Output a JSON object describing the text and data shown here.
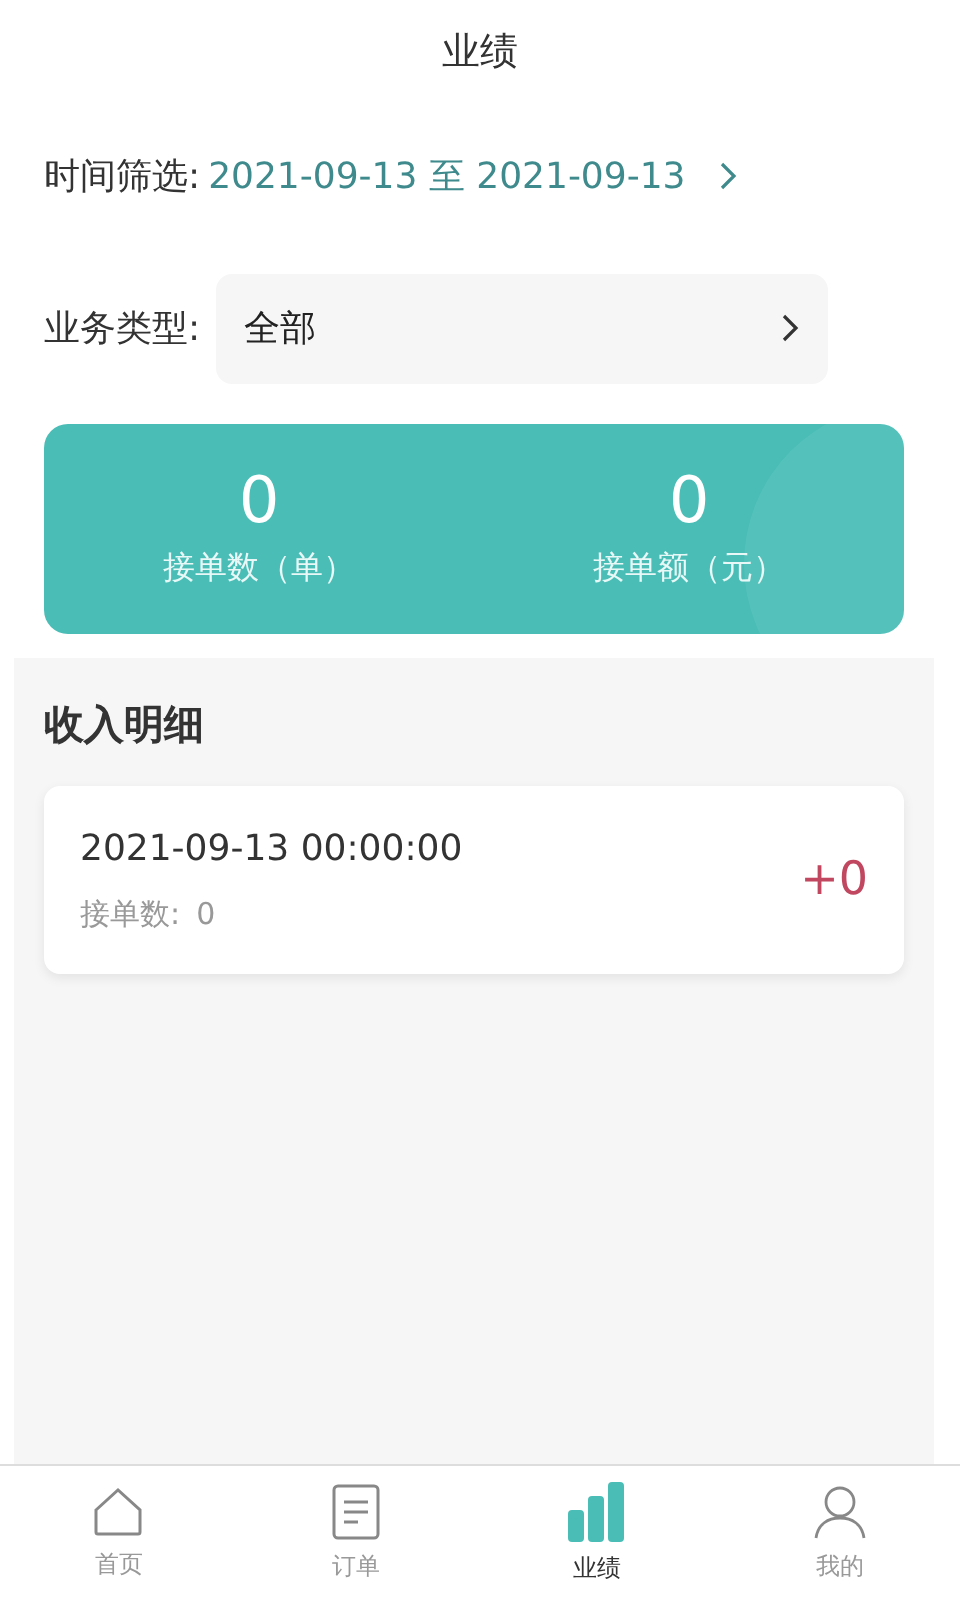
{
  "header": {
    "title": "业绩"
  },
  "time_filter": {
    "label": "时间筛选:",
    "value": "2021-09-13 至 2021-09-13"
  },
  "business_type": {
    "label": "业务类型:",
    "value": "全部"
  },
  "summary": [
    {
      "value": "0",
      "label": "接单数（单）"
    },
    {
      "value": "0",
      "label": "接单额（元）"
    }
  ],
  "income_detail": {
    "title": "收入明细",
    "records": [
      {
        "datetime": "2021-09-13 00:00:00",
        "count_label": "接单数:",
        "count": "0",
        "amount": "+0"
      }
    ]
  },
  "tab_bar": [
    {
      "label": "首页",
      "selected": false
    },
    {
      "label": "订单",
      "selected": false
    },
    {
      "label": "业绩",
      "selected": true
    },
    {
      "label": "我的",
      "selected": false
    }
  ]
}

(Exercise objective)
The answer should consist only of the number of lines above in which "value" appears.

(Response)
4